### The problem
What is needed is a word-for-word restatement of all the entries.

### Dataset
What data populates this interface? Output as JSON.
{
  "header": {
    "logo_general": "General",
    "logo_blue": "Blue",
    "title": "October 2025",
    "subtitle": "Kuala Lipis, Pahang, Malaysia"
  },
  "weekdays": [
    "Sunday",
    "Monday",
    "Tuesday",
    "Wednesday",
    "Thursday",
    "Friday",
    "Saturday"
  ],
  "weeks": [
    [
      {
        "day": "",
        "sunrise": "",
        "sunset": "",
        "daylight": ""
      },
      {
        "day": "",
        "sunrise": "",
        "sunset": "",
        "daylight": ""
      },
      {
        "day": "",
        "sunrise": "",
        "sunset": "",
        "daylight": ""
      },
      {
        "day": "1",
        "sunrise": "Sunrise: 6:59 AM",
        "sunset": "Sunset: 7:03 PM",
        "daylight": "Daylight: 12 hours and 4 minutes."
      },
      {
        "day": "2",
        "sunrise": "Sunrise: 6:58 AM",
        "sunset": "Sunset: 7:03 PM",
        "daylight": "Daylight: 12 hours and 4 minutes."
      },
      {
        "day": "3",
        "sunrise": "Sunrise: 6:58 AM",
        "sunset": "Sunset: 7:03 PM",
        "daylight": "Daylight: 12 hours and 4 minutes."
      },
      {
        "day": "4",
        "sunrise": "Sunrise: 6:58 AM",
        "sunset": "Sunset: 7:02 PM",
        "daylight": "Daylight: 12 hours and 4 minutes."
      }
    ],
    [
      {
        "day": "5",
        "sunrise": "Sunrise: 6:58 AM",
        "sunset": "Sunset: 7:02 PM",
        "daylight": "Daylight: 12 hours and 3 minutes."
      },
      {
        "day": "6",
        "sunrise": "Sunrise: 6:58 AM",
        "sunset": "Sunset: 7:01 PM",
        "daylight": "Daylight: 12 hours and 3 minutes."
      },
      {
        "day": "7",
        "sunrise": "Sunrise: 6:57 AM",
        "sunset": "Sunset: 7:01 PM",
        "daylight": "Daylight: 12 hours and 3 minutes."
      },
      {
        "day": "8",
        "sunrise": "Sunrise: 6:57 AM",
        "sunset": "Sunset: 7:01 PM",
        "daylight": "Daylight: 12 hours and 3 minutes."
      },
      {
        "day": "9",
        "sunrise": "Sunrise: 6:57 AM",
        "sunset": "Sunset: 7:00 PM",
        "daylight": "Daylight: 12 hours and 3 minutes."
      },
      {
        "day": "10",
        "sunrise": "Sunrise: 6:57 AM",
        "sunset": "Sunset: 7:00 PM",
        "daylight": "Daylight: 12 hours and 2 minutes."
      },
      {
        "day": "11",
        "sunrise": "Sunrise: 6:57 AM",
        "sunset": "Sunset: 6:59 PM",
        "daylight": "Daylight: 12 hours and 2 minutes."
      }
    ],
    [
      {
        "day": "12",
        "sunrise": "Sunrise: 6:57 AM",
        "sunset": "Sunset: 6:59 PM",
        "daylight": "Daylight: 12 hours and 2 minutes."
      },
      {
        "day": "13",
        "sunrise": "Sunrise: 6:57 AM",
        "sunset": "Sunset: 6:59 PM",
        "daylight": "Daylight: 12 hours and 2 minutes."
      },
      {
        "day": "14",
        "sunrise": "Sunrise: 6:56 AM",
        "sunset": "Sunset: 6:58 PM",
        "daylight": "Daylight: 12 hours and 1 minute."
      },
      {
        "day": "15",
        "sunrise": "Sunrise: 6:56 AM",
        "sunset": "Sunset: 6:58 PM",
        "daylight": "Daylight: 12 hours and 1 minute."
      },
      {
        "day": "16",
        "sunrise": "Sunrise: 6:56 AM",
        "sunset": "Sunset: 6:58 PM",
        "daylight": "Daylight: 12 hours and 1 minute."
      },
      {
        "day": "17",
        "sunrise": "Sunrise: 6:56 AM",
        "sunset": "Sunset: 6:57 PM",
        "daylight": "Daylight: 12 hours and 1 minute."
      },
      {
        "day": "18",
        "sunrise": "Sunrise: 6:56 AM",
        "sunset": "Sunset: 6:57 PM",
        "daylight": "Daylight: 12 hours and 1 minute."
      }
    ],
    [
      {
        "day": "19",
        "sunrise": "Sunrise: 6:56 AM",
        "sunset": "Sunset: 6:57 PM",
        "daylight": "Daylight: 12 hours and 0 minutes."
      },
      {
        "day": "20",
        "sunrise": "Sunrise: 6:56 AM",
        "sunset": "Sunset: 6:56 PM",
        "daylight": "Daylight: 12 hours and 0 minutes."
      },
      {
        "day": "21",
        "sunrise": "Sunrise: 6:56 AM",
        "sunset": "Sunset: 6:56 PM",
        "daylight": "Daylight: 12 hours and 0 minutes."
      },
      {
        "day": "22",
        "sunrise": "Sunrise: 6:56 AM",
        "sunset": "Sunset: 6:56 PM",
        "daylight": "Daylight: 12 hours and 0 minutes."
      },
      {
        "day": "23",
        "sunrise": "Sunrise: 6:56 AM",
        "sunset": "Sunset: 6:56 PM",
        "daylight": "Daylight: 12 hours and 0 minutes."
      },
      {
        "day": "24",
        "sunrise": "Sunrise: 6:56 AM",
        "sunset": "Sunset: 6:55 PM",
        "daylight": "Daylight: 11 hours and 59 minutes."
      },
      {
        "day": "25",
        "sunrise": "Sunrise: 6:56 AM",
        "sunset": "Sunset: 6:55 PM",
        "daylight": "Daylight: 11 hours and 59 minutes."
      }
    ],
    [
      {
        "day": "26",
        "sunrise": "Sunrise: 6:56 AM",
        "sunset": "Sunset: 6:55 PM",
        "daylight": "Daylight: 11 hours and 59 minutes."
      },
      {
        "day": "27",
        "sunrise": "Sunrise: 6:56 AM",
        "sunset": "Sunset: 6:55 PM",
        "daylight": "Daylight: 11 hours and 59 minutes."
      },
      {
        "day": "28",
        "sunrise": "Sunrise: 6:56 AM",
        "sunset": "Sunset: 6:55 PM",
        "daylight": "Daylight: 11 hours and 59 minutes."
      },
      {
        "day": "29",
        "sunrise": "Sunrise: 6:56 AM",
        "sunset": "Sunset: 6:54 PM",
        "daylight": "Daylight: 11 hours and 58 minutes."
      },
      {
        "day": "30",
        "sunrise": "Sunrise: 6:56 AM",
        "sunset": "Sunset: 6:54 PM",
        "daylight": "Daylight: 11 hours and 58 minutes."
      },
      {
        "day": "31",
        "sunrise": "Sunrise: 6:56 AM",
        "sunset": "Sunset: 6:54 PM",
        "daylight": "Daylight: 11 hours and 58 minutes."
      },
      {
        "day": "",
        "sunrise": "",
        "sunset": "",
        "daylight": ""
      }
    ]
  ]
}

### Answer below
What data populates this interface? Output as JSON.
{
  "header": {
    "logo_general": "General",
    "logo_blue": "Blue",
    "title": "October 2025",
    "subtitle": "Kuala Lipis, Pahang, Malaysia"
  },
  "weekdays": [
    "Sunday",
    "Monday",
    "Tuesday",
    "Wednesday",
    "Thursday",
    "Friday",
    "Saturday"
  ],
  "weeks": [
    [
      {
        "day": "",
        "sunrise": "",
        "sunset": "",
        "daylight": ""
      },
      {
        "day": "",
        "sunrise": "",
        "sunset": "",
        "daylight": ""
      },
      {
        "day": "",
        "sunrise": "",
        "sunset": "",
        "daylight": ""
      },
      {
        "day": "1",
        "sunrise": "Sunrise: 6:59 AM",
        "sunset": "Sunset: 7:03 PM",
        "daylight": "Daylight: 12 hours and 4 minutes."
      },
      {
        "day": "2",
        "sunrise": "Sunrise: 6:58 AM",
        "sunset": "Sunset: 7:03 PM",
        "daylight": "Daylight: 12 hours and 4 minutes."
      },
      {
        "day": "3",
        "sunrise": "Sunrise: 6:58 AM",
        "sunset": "Sunset: 7:03 PM",
        "daylight": "Daylight: 12 hours and 4 minutes."
      },
      {
        "day": "4",
        "sunrise": "Sunrise: 6:58 AM",
        "sunset": "Sunset: 7:02 PM",
        "daylight": "Daylight: 12 hours and 4 minutes."
      }
    ],
    [
      {
        "day": "5",
        "sunrise": "Sunrise: 6:58 AM",
        "sunset": "Sunset: 7:02 PM",
        "daylight": "Daylight: 12 hours and 3 minutes."
      },
      {
        "day": "6",
        "sunrise": "Sunrise: 6:58 AM",
        "sunset": "Sunset: 7:01 PM",
        "daylight": "Daylight: 12 hours and 3 minutes."
      },
      {
        "day": "7",
        "sunrise": "Sunrise: 6:57 AM",
        "sunset": "Sunset: 7:01 PM",
        "daylight": "Daylight: 12 hours and 3 minutes."
      },
      {
        "day": "8",
        "sunrise": "Sunrise: 6:57 AM",
        "sunset": "Sunset: 7:01 PM",
        "daylight": "Daylight: 12 hours and 3 minutes."
      },
      {
        "day": "9",
        "sunrise": "Sunrise: 6:57 AM",
        "sunset": "Sunset: 7:00 PM",
        "daylight": "Daylight: 12 hours and 3 minutes."
      },
      {
        "day": "10",
        "sunrise": "Sunrise: 6:57 AM",
        "sunset": "Sunset: 7:00 PM",
        "daylight": "Daylight: 12 hours and 2 minutes."
      },
      {
        "day": "11",
        "sunrise": "Sunrise: 6:57 AM",
        "sunset": "Sunset: 6:59 PM",
        "daylight": "Daylight: 12 hours and 2 minutes."
      }
    ],
    [
      {
        "day": "12",
        "sunrise": "Sunrise: 6:57 AM",
        "sunset": "Sunset: 6:59 PM",
        "daylight": "Daylight: 12 hours and 2 minutes."
      },
      {
        "day": "13",
        "sunrise": "Sunrise: 6:57 AM",
        "sunset": "Sunset: 6:59 PM",
        "daylight": "Daylight: 12 hours and 2 minutes."
      },
      {
        "day": "14",
        "sunrise": "Sunrise: 6:56 AM",
        "sunset": "Sunset: 6:58 PM",
        "daylight": "Daylight: 12 hours and 1 minute."
      },
      {
        "day": "15",
        "sunrise": "Sunrise: 6:56 AM",
        "sunset": "Sunset: 6:58 PM",
        "daylight": "Daylight: 12 hours and 1 minute."
      },
      {
        "day": "16",
        "sunrise": "Sunrise: 6:56 AM",
        "sunset": "Sunset: 6:58 PM",
        "daylight": "Daylight: 12 hours and 1 minute."
      },
      {
        "day": "17",
        "sunrise": "Sunrise: 6:56 AM",
        "sunset": "Sunset: 6:57 PM",
        "daylight": "Daylight: 12 hours and 1 minute."
      },
      {
        "day": "18",
        "sunrise": "Sunrise: 6:56 AM",
        "sunset": "Sunset: 6:57 PM",
        "daylight": "Daylight: 12 hours and 1 minute."
      }
    ],
    [
      {
        "day": "19",
        "sunrise": "Sunrise: 6:56 AM",
        "sunset": "Sunset: 6:57 PM",
        "daylight": "Daylight: 12 hours and 0 minutes."
      },
      {
        "day": "20",
        "sunrise": "Sunrise: 6:56 AM",
        "sunset": "Sunset: 6:56 PM",
        "daylight": "Daylight: 12 hours and 0 minutes."
      },
      {
        "day": "21",
        "sunrise": "Sunrise: 6:56 AM",
        "sunset": "Sunset: 6:56 PM",
        "daylight": "Daylight: 12 hours and 0 minutes."
      },
      {
        "day": "22",
        "sunrise": "Sunrise: 6:56 AM",
        "sunset": "Sunset: 6:56 PM",
        "daylight": "Daylight: 12 hours and 0 minutes."
      },
      {
        "day": "23",
        "sunrise": "Sunrise: 6:56 AM",
        "sunset": "Sunset: 6:56 PM",
        "daylight": "Daylight: 12 hours and 0 minutes."
      },
      {
        "day": "24",
        "sunrise": "Sunrise: 6:56 AM",
        "sunset": "Sunset: 6:55 PM",
        "daylight": "Daylight: 11 hours and 59 minutes."
      },
      {
        "day": "25",
        "sunrise": "Sunrise: 6:56 AM",
        "sunset": "Sunset: 6:55 PM",
        "daylight": "Daylight: 11 hours and 59 minutes."
      }
    ],
    [
      {
        "day": "26",
        "sunrise": "Sunrise: 6:56 AM",
        "sunset": "Sunset: 6:55 PM",
        "daylight": "Daylight: 11 hours and 59 minutes."
      },
      {
        "day": "27",
        "sunrise": "Sunrise: 6:56 AM",
        "sunset": "Sunset: 6:55 PM",
        "daylight": "Daylight: 11 hours and 59 minutes."
      },
      {
        "day": "28",
        "sunrise": "Sunrise: 6:56 AM",
        "sunset": "Sunset: 6:55 PM",
        "daylight": "Daylight: 11 hours and 59 minutes."
      },
      {
        "day": "29",
        "sunrise": "Sunrise: 6:56 AM",
        "sunset": "Sunset: 6:54 PM",
        "daylight": "Daylight: 11 hours and 58 minutes."
      },
      {
        "day": "30",
        "sunrise": "Sunrise: 6:56 AM",
        "sunset": "Sunset: 6:54 PM",
        "daylight": "Daylight: 11 hours and 58 minutes."
      },
      {
        "day": "31",
        "sunrise": "Sunrise: 6:56 AM",
        "sunset": "Sunset: 6:54 PM",
        "daylight": "Daylight: 11 hours and 58 minutes."
      },
      {
        "day": "",
        "sunrise": "",
        "sunset": "",
        "daylight": ""
      }
    ]
  ]
}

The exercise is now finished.